─── Given entries

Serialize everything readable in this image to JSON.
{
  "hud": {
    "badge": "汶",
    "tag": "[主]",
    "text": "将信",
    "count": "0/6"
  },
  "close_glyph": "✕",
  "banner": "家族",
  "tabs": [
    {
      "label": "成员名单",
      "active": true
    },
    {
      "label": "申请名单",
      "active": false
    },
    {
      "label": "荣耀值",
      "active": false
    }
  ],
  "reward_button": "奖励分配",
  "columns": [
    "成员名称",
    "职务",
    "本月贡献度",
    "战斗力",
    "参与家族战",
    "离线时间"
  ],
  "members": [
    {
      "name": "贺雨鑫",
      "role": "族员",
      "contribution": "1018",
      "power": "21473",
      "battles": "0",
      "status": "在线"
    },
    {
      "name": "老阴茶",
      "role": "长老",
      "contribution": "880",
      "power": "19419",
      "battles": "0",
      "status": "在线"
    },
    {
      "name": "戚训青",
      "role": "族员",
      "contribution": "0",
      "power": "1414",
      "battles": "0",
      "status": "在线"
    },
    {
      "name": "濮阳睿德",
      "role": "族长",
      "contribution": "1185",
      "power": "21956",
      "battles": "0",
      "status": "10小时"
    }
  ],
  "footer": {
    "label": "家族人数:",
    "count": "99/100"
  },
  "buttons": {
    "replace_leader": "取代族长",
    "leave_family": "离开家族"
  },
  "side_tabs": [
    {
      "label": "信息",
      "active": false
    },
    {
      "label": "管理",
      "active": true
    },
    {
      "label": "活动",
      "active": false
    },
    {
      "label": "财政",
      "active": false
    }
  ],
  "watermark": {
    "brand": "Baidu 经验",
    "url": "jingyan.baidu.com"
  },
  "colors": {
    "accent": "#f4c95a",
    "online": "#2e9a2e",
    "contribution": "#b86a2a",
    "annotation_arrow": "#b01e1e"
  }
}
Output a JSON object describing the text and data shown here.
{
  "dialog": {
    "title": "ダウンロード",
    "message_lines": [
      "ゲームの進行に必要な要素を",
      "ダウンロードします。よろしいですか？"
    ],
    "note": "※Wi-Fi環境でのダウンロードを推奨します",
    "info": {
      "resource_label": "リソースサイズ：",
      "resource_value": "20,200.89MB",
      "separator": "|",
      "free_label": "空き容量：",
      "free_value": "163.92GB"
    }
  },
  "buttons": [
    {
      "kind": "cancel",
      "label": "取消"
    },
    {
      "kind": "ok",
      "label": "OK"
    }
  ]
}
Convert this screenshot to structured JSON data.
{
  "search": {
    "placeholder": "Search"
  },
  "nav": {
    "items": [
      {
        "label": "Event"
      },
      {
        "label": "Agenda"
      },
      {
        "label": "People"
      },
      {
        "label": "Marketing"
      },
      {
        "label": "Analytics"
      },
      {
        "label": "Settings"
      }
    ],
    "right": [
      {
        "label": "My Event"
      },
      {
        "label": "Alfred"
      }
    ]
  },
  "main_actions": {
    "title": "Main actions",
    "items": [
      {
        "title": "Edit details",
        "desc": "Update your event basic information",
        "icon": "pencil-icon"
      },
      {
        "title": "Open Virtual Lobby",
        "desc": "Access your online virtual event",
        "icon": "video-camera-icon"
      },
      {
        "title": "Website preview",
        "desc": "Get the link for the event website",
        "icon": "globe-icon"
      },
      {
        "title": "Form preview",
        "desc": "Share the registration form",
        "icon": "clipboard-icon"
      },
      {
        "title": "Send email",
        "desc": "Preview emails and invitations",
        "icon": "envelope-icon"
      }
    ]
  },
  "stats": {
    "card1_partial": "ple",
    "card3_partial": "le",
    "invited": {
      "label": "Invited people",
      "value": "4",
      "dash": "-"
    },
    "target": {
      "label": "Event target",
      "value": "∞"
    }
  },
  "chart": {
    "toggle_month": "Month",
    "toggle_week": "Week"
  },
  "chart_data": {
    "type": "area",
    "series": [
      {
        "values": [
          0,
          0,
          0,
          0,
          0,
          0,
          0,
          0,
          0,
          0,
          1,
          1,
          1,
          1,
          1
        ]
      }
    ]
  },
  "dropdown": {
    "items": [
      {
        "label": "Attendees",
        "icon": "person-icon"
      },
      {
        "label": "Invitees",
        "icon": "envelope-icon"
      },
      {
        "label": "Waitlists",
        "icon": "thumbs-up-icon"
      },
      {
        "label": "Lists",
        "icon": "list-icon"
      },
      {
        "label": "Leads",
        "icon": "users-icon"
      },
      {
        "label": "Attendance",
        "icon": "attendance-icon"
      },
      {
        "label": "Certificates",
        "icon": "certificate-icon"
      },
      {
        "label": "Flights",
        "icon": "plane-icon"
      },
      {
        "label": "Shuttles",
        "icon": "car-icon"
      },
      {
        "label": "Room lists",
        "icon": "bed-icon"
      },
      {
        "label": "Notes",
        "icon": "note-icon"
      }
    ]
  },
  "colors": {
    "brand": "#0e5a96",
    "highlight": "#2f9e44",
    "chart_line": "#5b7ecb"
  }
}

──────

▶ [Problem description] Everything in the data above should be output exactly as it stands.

▶ [Exercise solution]
Serialize everything readable in this image to JSON.
{
  "hud": {
    "badge": "汶",
    "tag": "[主]",
    "text": "将信",
    "count": "0/6"
  },
  "close_glyph": "✕",
  "banner": "家族",
  "tabs": [
    {
      "label": "成员名单",
      "active": true
    },
    {
      "label": "申请名单",
      "active": false
    },
    {
      "label": "荣耀值",
      "active": false
    }
  ],
  "reward_button": "奖励分配",
  "columns": [
    "成员名称",
    "职务",
    "本月贡献度",
    "战斗力",
    "参与家族战",
    "离线时间"
  ],
  "members": [
    {
      "name": "贺雨鑫",
      "role": "族员",
      "contribution": "1018",
      "power": "21473",
      "battles": "0",
      "status": "在线"
    },
    {
      "name": "老阴茶",
      "role": "长老",
      "contribution": "880",
      "power": "19419",
      "battles": "0",
      "status": "在线"
    },
    {
      "name": "戚训青",
      "role": "族员",
      "contribution": "0",
      "power": "1414",
      "battles": "0",
      "status": "在线"
    },
    {
      "name": "濮阳睿德",
      "role": "族长",
      "contribution": "1185",
      "power": "21956",
      "battles": "0",
      "status": "10小时"
    }
  ],
  "footer": {
    "label": "家族人数:",
    "count": "99/100"
  },
  "buttons": {
    "replace_leader": "取代族长",
    "leave_family": "离开家族"
  },
  "side_tabs": [
    {
      "label": "信息",
      "active": false
    },
    {
      "label": "管理",
      "active": true
    },
    {
      "label": "活动",
      "active": false
    },
    {
      "label": "财政",
      "active": false
    }
  ],
  "watermark": {
    "brand": "Baidu 经验",
    "url": "jingyan.baidu.com"
  },
  "colors": {
    "accent": "#f4c95a",
    "online": "#2e9a2e",
    "contribution": "#b86a2a",
    "annotation_arrow": "#b01e1e"
  }
}
Output a JSON object describing the text and data shown here.
{
  "dialog": {
    "title": "ダウンロード",
    "message_lines": [
      "ゲームの進行に必要な要素を",
      "ダウンロードします。よろしいですか？"
    ],
    "note": "※Wi-Fi環境でのダウンロードを推奨します",
    "info": {
      "resource_label": "リソースサイズ：",
      "resource_value": "20,200.89MB",
      "separator": "|",
      "free_label": "空き容量：",
      "free_value": "163.92GB"
    }
  },
  "buttons": [
    {
      "kind": "cancel",
      "label": "取消"
    },
    {
      "kind": "ok",
      "label": "OK"
    }
  ]
}
Convert this screenshot to structured JSON data.
{
  "search": {
    "placeholder": "Search"
  },
  "nav": {
    "items": [
      {
        "label": "Event"
      },
      {
        "label": "Agenda"
      },
      {
        "label": "People"
      },
      {
        "label": "Marketing"
      },
      {
        "label": "Analytics"
      },
      {
        "label": "Settings"
      }
    ],
    "right": [
      {
        "label": "My Event"
      },
      {
        "label": "Alfred"
      }
    ]
  },
  "main_actions": {
    "title": "Main actions",
    "items": [
      {
        "title": "Edit details",
        "desc": "Update your event basic information",
        "icon": "pencil-icon"
      },
      {
        "title": "Open Virtual Lobby",
        "desc": "Access your online virtual event",
        "icon": "video-camera-icon"
      },
      {
        "title": "Website preview",
        "desc": "Get the link for the event website",
        "icon": "globe-icon"
      },
      {
        "title": "Form preview",
        "desc": "Share the registration form",
        "icon": "clipboard-icon"
      },
      {
        "title": "Send email",
        "desc": "Preview emails and invitations",
        "icon": "envelope-icon"
      }
    ]
  },
  "stats": {
    "card1_partial": "ple",
    "card3_partial": "le",
    "invited": {
      "label": "Invited people",
      "value": "4",
      "dash": "-"
    },
    "target": {
      "label": "Event target",
      "value": "∞"
    }
  },
  "chart": {
    "toggle_month": "Month",
    "toggle_week": "Week"
  },
  "chart_data": {
    "type": "area",
    "series": [
      {
        "values": [
          0,
          0,
          0,
          0,
          0,
          0,
          0,
          0,
          0,
          0,
          1,
          1,
          1,
          1,
          1
        ]
      }
    ]
  },
  "dropdown": {
    "items": [
      {
        "label": "Attendees",
        "icon": "person-icon"
      },
      {
        "label": "Invitees",
        "icon": "envelope-icon"
      },
      {
        "label": "Waitlists",
        "icon": "thumbs-up-icon"
      },
      {
        "label": "Lists",
        "icon": "list-icon"
      },
      {
        "label": "Leads",
        "icon": "users-icon"
      },
      {
        "label": "Attendance",
        "icon": "attendance-icon"
      },
      {
        "label": "Certificates",
        "icon": "certificate-icon"
      },
      {
        "label": "Flights",
        "icon": "plane-icon"
      },
      {
        "label": "Shuttles",
        "icon": "car-icon"
      },
      {
        "label": "Room lists",
        "icon": "bed-icon"
      },
      {
        "label": "Notes",
        "icon": "note-icon"
      }
    ]
  },
  "colors": {
    "brand": "#0e5a96",
    "highlight": "#2f9e44",
    "chart_line": "#5b7ecb"
  }
}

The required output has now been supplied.